Serenata Española by Joaquim Malats: the piano piece that conquered guitar world
Joaquim Malats by Ramon Casas
Serenata Española, written by Spanish piano virtuoso Joaquim Malats, has been the most popular work among guitarists for more than a hundred years which served as the main basis for the composer’s fame in modernity. The first guitar transcriptions of Serenata Española were made in the early 20th century by classical guitar legend Francisco Tárrega and his pupil Severino García Fortea while perhaps the most influential adaptations belong to Andrés Segovia and Julian Bream.
It is believed that the main merit of Joaquim Malats was his masterful interpretation of other composers' works including those of his friend and countryman Isaac Albéniz, who, in close collaboration with Malats, created his final masterpiece Iberia which is considered to be one of the most influential piano works. Joaquim Malats' incredible prowess as a piano player also showed itself during his extensive tours throughout Europe and America where listeners were amazed to hear his incredible piano technique. Unfortunately, Malats died from tuberculosis at the peak of his career, leaving a little more than a dozen of self-composed works.
Joaquim Malats was born in 1872 in the suburbs of Barcelona. At the insistence of his father, he attended and graduated the Municipal Conservatory of Barcelona under the direction of Juan Bautista Pujol who educated many prominent Spanish pianists of the late romantic period including Enrique Granados and Ricardo Viñes. Since the family did not have a stable income, Malats decided to become a carpenter after his graduation from the conservatory, but his father was able to convince the city municipality to provide funds for Malats' further education at Paris Conservatory.
In his Paris period, Malats based most of his compositions on the traditions of Spanish folk music which, at the time, were extremely adored. He became one of the best pianists of his time whose main objective was to showcase the works of the modern composers; after all, before recorded music took off, these interpretative concerts were the only opportunity one had to listen to new compositions.

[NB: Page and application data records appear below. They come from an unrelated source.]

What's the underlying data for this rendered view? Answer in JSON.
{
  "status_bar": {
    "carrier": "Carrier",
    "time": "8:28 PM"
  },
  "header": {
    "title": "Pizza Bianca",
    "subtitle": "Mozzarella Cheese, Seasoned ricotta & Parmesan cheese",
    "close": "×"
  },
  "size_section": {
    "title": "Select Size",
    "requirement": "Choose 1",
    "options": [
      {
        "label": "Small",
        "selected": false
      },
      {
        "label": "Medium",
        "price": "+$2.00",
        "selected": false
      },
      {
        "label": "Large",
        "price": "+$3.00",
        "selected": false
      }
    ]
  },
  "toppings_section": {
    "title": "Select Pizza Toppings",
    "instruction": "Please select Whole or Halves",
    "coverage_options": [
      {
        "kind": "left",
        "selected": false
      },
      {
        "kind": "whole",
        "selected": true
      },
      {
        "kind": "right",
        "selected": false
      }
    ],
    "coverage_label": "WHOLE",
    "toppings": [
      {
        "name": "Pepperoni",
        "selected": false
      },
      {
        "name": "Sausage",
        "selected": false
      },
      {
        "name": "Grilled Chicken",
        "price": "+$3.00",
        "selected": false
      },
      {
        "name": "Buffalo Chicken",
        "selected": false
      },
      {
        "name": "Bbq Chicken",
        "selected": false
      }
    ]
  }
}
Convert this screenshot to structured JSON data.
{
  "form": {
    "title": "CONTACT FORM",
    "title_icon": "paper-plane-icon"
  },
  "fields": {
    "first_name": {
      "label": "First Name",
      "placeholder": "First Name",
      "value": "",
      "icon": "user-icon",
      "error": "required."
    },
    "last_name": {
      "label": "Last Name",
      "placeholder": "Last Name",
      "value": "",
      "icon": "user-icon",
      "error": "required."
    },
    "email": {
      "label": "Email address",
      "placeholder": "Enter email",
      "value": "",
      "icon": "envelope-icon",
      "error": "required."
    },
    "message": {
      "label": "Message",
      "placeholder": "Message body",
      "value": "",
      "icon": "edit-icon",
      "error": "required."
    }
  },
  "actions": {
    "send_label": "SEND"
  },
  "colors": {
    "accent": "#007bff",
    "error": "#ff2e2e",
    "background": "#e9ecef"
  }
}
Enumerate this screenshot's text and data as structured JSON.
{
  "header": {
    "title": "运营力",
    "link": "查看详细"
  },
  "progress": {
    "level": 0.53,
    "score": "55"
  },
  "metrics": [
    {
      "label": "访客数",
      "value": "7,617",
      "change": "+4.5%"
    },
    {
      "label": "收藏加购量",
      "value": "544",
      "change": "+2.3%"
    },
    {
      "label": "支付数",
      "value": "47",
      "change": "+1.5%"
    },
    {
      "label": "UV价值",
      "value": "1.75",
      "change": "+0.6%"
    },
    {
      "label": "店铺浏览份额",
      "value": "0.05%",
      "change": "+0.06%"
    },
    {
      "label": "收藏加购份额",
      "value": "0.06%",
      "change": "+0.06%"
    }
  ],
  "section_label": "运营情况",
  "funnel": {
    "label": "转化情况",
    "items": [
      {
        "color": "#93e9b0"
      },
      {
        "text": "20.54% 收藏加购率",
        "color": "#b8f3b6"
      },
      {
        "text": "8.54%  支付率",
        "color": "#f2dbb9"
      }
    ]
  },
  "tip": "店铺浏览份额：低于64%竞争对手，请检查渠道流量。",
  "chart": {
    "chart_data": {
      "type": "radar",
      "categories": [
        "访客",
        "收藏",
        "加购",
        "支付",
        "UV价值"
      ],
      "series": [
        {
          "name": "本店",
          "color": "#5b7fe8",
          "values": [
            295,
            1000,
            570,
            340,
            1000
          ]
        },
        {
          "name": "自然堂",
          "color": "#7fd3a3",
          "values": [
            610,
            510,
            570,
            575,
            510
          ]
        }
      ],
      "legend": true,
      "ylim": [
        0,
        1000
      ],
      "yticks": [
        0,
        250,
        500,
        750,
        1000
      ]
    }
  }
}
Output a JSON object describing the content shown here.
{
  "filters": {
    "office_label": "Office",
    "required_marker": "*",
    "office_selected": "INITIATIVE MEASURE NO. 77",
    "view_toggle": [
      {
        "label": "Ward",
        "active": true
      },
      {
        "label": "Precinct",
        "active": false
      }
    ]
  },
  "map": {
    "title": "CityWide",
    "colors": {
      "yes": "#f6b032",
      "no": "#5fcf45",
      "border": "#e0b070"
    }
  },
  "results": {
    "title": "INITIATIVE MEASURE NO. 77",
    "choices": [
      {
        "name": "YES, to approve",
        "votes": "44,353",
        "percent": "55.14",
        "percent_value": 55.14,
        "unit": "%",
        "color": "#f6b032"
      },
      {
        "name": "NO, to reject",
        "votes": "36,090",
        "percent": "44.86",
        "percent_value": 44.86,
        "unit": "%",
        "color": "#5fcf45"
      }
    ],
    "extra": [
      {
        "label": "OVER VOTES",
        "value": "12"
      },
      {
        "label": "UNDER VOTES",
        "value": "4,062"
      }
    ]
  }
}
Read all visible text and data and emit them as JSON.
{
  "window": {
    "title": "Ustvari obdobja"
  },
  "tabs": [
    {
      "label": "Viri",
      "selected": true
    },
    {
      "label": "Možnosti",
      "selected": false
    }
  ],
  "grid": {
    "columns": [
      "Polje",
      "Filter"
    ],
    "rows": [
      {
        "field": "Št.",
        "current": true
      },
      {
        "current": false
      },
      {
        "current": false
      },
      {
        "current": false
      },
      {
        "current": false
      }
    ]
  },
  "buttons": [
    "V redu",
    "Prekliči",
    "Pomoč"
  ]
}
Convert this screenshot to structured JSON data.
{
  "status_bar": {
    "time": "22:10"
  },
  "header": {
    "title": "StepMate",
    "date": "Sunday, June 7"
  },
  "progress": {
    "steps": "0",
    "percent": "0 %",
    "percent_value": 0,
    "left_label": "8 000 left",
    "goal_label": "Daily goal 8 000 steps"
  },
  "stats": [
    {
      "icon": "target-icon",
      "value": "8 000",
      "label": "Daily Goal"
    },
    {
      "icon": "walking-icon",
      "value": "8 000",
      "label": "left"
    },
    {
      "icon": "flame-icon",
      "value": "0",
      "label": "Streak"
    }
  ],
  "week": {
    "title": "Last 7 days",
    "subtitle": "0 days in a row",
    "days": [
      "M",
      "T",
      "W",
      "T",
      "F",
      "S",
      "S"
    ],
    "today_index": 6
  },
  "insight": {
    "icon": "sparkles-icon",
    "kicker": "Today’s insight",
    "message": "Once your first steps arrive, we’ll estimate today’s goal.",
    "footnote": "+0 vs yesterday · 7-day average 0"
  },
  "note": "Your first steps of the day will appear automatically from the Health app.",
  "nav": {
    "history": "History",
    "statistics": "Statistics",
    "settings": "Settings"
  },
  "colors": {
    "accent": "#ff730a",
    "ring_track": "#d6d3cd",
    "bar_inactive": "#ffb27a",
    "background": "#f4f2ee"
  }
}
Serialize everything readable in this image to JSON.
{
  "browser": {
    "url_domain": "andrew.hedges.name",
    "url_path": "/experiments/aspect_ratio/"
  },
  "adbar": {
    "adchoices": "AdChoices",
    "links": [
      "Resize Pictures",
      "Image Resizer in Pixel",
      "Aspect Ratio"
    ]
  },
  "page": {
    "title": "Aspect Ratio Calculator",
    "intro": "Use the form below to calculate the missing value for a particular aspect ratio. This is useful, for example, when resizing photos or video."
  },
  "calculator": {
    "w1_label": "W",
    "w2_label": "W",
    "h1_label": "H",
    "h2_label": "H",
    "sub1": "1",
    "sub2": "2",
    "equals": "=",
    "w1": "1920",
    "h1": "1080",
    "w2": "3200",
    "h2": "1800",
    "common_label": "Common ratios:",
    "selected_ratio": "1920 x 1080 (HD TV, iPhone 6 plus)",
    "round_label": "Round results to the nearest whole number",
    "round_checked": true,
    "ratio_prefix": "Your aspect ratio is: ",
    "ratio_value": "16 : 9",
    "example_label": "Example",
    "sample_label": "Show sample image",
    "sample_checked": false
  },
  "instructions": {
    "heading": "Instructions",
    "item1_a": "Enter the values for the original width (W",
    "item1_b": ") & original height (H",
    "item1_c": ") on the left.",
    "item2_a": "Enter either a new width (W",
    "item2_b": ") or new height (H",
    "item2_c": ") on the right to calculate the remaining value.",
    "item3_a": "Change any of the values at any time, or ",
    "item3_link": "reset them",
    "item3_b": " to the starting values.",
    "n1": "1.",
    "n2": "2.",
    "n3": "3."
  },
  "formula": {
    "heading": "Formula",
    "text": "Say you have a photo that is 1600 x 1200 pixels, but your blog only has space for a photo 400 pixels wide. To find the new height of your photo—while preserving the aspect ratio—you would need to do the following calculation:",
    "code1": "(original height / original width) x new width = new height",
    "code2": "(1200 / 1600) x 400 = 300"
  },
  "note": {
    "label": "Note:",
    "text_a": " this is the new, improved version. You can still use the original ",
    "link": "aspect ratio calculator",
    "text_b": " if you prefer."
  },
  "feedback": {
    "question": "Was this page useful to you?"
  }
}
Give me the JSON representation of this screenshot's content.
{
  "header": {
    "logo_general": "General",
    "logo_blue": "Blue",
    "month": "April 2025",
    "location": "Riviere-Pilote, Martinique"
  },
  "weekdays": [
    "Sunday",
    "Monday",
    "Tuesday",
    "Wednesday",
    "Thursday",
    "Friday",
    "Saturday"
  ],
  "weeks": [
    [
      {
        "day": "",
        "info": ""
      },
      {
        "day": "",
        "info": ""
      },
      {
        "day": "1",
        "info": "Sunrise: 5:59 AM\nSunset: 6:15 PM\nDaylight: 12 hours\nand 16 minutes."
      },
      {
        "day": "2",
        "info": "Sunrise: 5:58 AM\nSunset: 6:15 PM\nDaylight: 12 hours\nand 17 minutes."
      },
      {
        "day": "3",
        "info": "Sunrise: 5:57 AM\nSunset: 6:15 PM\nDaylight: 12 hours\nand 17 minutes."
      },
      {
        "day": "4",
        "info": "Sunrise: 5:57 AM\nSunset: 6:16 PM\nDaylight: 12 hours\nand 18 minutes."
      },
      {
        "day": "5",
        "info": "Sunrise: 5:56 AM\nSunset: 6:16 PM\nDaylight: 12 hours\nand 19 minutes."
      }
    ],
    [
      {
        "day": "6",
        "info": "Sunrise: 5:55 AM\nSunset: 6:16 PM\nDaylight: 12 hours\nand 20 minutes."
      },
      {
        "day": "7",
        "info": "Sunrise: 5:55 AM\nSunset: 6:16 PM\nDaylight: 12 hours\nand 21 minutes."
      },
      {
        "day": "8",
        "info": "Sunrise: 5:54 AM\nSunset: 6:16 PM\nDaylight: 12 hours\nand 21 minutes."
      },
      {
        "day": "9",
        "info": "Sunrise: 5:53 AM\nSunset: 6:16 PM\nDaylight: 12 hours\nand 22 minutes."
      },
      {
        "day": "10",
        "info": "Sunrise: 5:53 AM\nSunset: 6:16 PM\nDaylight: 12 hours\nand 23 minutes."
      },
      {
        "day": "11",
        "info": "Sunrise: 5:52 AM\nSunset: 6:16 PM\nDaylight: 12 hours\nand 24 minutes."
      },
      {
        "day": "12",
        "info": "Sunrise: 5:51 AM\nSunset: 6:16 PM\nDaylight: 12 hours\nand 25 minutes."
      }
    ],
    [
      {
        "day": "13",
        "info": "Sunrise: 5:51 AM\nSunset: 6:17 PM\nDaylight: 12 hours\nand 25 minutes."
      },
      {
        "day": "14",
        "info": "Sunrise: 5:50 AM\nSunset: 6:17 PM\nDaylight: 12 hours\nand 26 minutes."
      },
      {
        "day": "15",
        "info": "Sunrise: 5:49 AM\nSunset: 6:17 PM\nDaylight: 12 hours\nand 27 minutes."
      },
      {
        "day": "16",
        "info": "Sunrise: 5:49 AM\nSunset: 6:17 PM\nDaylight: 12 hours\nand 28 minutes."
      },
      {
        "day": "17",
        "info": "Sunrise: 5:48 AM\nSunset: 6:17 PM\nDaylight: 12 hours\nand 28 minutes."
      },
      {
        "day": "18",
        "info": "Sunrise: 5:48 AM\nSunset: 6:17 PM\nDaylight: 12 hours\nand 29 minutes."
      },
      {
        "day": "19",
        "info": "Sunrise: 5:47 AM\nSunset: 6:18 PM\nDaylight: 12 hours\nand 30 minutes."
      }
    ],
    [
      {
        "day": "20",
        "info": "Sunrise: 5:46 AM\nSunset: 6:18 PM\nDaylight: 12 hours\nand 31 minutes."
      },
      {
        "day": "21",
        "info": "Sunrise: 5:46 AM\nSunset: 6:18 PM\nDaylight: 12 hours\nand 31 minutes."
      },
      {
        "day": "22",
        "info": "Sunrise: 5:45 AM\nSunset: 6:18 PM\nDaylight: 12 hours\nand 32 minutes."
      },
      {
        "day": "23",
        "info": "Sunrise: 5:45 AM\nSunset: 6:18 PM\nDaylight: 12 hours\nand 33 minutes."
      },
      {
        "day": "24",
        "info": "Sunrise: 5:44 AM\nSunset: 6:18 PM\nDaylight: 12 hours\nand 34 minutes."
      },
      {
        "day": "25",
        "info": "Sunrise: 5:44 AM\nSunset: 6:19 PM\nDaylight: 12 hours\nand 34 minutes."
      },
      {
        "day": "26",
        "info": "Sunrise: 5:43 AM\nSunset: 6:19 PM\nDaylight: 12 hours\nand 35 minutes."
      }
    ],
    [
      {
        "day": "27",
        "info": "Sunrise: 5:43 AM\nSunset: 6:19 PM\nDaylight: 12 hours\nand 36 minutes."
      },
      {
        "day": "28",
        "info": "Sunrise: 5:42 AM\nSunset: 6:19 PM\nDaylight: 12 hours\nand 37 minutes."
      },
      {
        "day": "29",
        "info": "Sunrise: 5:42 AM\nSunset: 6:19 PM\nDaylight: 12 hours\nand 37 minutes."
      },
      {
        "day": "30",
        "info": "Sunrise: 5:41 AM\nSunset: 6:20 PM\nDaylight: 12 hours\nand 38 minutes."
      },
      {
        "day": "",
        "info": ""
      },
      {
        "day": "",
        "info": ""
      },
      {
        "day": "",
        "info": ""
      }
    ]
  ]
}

Further development of Malats' performing career was stalled by his progressing illness that forced the composer to stop touring and return to his homeland where he spent two years teaching the piano and composition before his death in 1912.
The composer’s invaluable contribution to the piano movement of the early 20th century is well-illustrated by Albeniz who wrote to Malats about the true motivation behind his most famous work:
“I am writing Iberia (…) essentially because of you and for you.”
Historically, Spanish folk music is guitar-oriented, so it is not surprising that the compositions of Spanish pianists representing national post-romanticism and impressionism are so popular among guitarists. Undoubtedly, the most famous piano work rearranged for classical guitar is Albéniz's Asturias which, in the opinion of musicologists, inspired Malats to compose Serenata Española.
Watch Julian Bream perform his transcription of Serenata Española by Joaquim Malats:
Like Asturias, for which Albéniz had chosen the bulería musical form with a triple metre and the Phrygian mode, Serenata Española shows similar elements typical of the flamenco genre that originated in Andalusia in the late 18th century.
Listen to Joaquim Malats' Serenata Española performed by Andrés Segovia who artfully highlights the melodic passages of the piece:
Although the piece is composed in an inconvenient for a classical guitar musical key, it develops in a suitable register, drawing attention to the rhythmic movement of the middle-voices which, together with the guitars' timbre, deliver a dense and slightly overloaded sound associated with riffs of modern guitar-oriented music.
Judging by the rather squeaky record preserved on the wax cylinders, the composer himself performed Serenata Española in C minor, while guitarists prefer the versions transposed to E minor.
Listen to Serenata Española performed byJoaquim Malats himself in 1903:
Phonograph cylinders, developed by Thomas Edison, were the first commercial sound recording format and appeared on the market at the end of the 19th century. Although wax cylinders had a lot of advantages over disc records, they later lost the fight for market dominance precisely due to poor quality of the audio.
Wax cylinder on Dictaphone dictation machine in 1922: